The numbers beg all kinds of questions -- not the least of which is why ESPN would want to pay more for something that's drawing less TV attention and viewers. On top of that, any revamped tournament (96 teams) would seemingly water down ratings and shares even more by adding more content to a seemingly oversaturated market.
Because of its ability to charge cable customers directly, though, ESPN has a better model to produce the revenue the money-hungry NCAA wants for its men's basketball tournament. It has to be concerning so someone, though, that the since 2005 the tournament lost nearly 13 million viewers, according to total audience estimates by CBS Sports.
In 2005, the latest high-water mark was 141.7 million viewers for the tournament. In 2009, those same estimates were at 128.9 million viewers. That's a 9 percent drop in viewers in just five years.
Thursday, April 1, 2010
Not many people will be really close to the action.
CBS Sports will not have many camera operators or hand-held camers close to the court, either.
"The NCAA has helped us get closer to the court," said director Bob Fishman. "Our main play-by-play camers are farther away, but we're going to have cameras all over the court -- robotic cameras."
Long, powerful lenses will make the game action from the primary play-by-play cameras look no different than what college basketball fans typically see on TV, and with robotic cameras stationed all over the place (attached to the backboards, tables on the baseline and even near the benches), fans should see all they want of the three remaining games of the season.
Howard Bryant, vice president of production for CBS Sports, calls the cameras focused on the benches "the big ad" for the Final Four. As the NCAA Tournament progresses and games become more and more important, CBS Sports typically adds more gizmos and technology to cover the games.

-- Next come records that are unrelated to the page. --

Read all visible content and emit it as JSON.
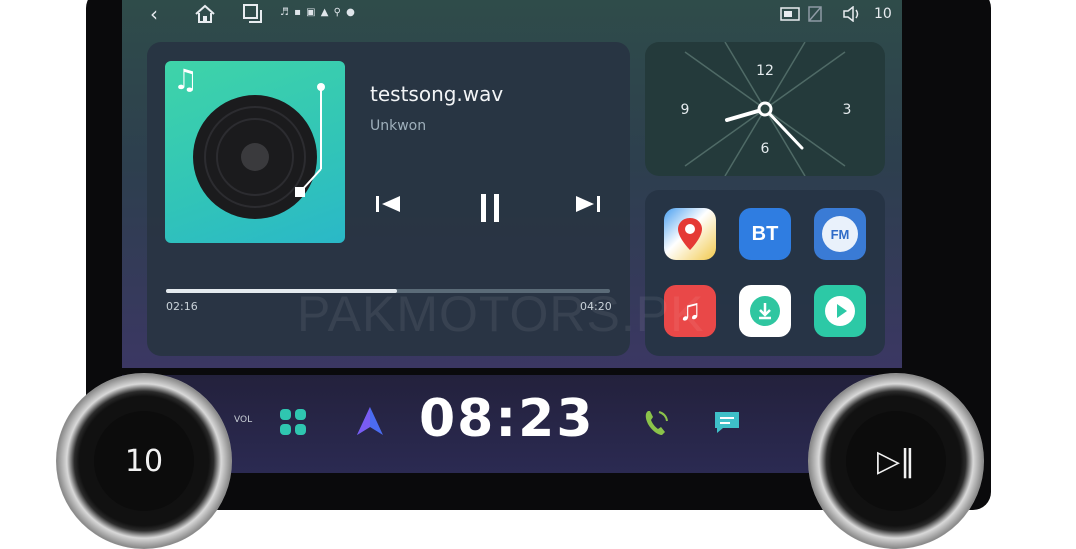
{
  "status_bar": {
    "notification_icons": "♬ ▪ ▣ ▲ ⚲ ●",
    "volume_level": "10"
  },
  "music_player": {
    "title": "testsong.wav",
    "artist": "Unkwon",
    "elapsed": "02:16",
    "duration": "04:20",
    "progress_fraction": 0.52
  },
  "analog_clock": {
    "numerals": [
      "12",
      "3",
      "6",
      "9"
    ]
  },
  "apps": [
    {
      "name": "maps-icon",
      "label": "",
      "color": "#f2c94c"
    },
    {
      "name": "bluetooth",
      "label": "BT",
      "color": "#2f7de1"
    },
    {
      "name": "fm-radio",
      "label": "FM",
      "color": "#3a7bd5"
    },
    {
      "name": "music-icon",
      "label": "",
      "color": "#e94848"
    },
    {
      "name": "download-icon",
      "label": "",
      "color": "#2fc6a0"
    },
    {
      "name": "video-play-icon",
      "label": "",
      "color": "#2cc9a6"
    }
  ],
  "dock": {
    "time": "08:23",
    "vol_label": "VOL"
  },
  "knobs": {
    "left_value": "10",
    "right_symbol": "▷‖"
  },
  "watermark": "PAKMOTORS.PK"
}
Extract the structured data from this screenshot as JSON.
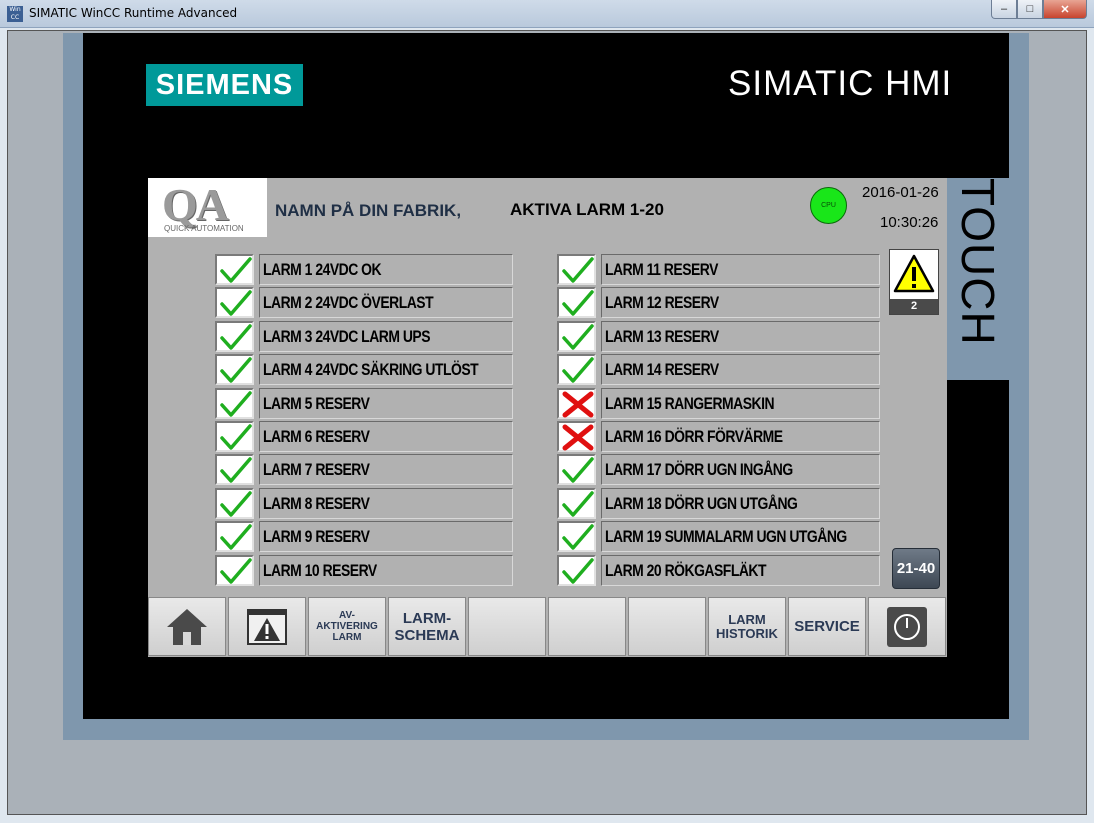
{
  "window": {
    "title": "SIMATIC WinCC Runtime Advanced",
    "icon_text": "Win CC",
    "minimize": "–",
    "maximize": "□",
    "close": "✕"
  },
  "panel": {
    "brand": "SIEMENS",
    "product": "SIMATIC HMI",
    "side_label": "TOUCH"
  },
  "header": {
    "logo_letters": "QA",
    "logo_sub": "QUICK AUTOMATION",
    "factory": "NAMN PÅ DIN FABRIK,",
    "title": "AKTIVA LARM 1-20",
    "cpu_label": "CPU",
    "date": "2016-01-26",
    "time": "10:30:26"
  },
  "alarms_left": [
    {
      "label": "LARM 1 24VDC OK",
      "ok": true
    },
    {
      "label": "LARM 2 24VDC ÖVERLAST",
      "ok": true
    },
    {
      "label": "LARM 3 24VDC LARM UPS",
      "ok": true
    },
    {
      "label": "LARM 4 24VDC SÄKRING UTLÖST",
      "ok": true
    },
    {
      "label": "LARM 5 RESERV",
      "ok": true
    },
    {
      "label": "LARM 6 RESERV",
      "ok": true
    },
    {
      "label": "LARM 7 RESERV",
      "ok": true
    },
    {
      "label": "LARM 8 RESERV",
      "ok": true
    },
    {
      "label": "LARM 9 RESERV",
      "ok": true
    },
    {
      "label": "LARM 10 RESERV",
      "ok": true
    }
  ],
  "alarms_right": [
    {
      "label": "LARM 11 RESERV",
      "ok": true
    },
    {
      "label": "LARM 12 RESERV",
      "ok": true
    },
    {
      "label": "LARM 13 RESERV",
      "ok": true
    },
    {
      "label": "LARM 14 RESERV",
      "ok": true
    },
    {
      "label": "LARM 15 RANGERMASKIN",
      "ok": false
    },
    {
      "label": "LARM 16 DÖRR FÖRVÄRME",
      "ok": false
    },
    {
      "label": "LARM 17 DÖRR UGN INGÅNG",
      "ok": true
    },
    {
      "label": "LARM 18 DÖRR UGN UTGÅNG",
      "ok": true
    },
    {
      "label": "LARM 19 SUMMALARM UGN UTGÅNG",
      "ok": true
    },
    {
      "label": "LARM 20 RÖKGASFLÄKT",
      "ok": true
    }
  ],
  "warning": {
    "count": "2"
  },
  "page_button": "21-40",
  "function_keys": {
    "deactivate": "AV-\nAKTIVERING\nLARM",
    "schema": "LARM-\nSCHEMA",
    "history": "LARM\nHISTORIK",
    "service": "SERVICE"
  },
  "colors": {
    "ok_check": "#1fae1f",
    "fault_x": "#e01010",
    "siemens_teal": "#009999",
    "cpu_led": "#19e619"
  }
}
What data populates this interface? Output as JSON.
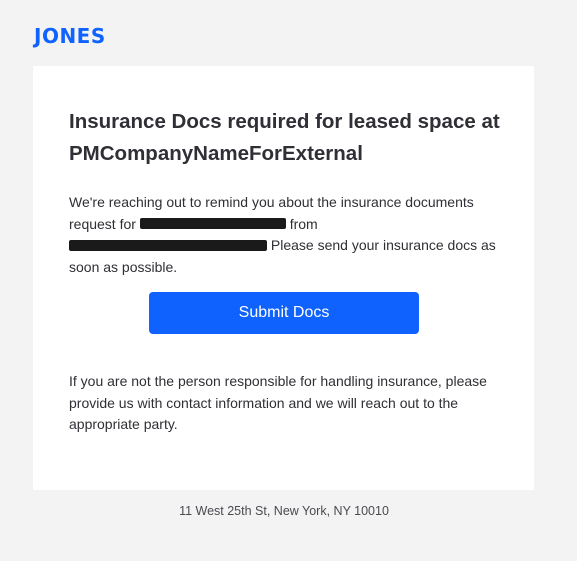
{
  "brand": {
    "logo_text": "JONES",
    "accent_color": "#0f62fe"
  },
  "email": {
    "title": "Insurance Docs required for leased space at PMCompanyNameForExternal",
    "intro_part1": "We're reaching out to remind you about the insurance documents request for ",
    "intro_part2": " from ",
    "intro_part3": " Please send your insurance docs as soon as possible.",
    "submit_label": "Submit Docs",
    "footnote": "If you are not the person responsible for handling insurance, please provide us with contact information and we will reach out to the appropriate party."
  },
  "footer": {
    "address": "11 West 25th St, New York, NY 10010"
  }
}
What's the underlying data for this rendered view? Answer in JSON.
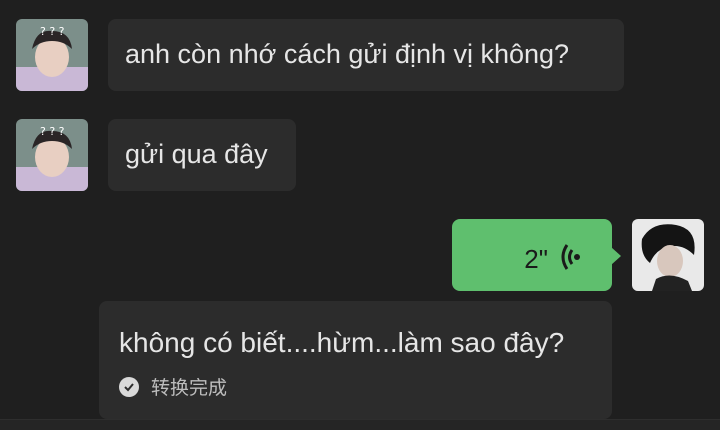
{
  "messages": [
    {
      "sender": "other",
      "text": "anh còn nhớ cách gửi định vị không?"
    },
    {
      "sender": "other",
      "text": "gửi qua đây"
    },
    {
      "sender": "self",
      "type": "voice",
      "duration": "2\""
    },
    {
      "type": "transcript",
      "text": "không có biết....hừm...làm sao đây?",
      "status": "转换完成"
    }
  ],
  "colors": {
    "outgoing_bubble": "#5fbf6e",
    "incoming_bubble": "#2c2c2c",
    "background": "#1f1f1f"
  }
}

Another difference this weekend is the location of the court. Last season the court was centered on the football field at Ford Field in Detorit, and that'll be the same again this year. It's the first time basketball games have been played with that configuration at Lucas Oil Stadium, though. Previous games here, whether part of a regular season doubleheader with Indiana or as part of an NCAA Regional, all featured the hardwood positioned in an end zone of the football field.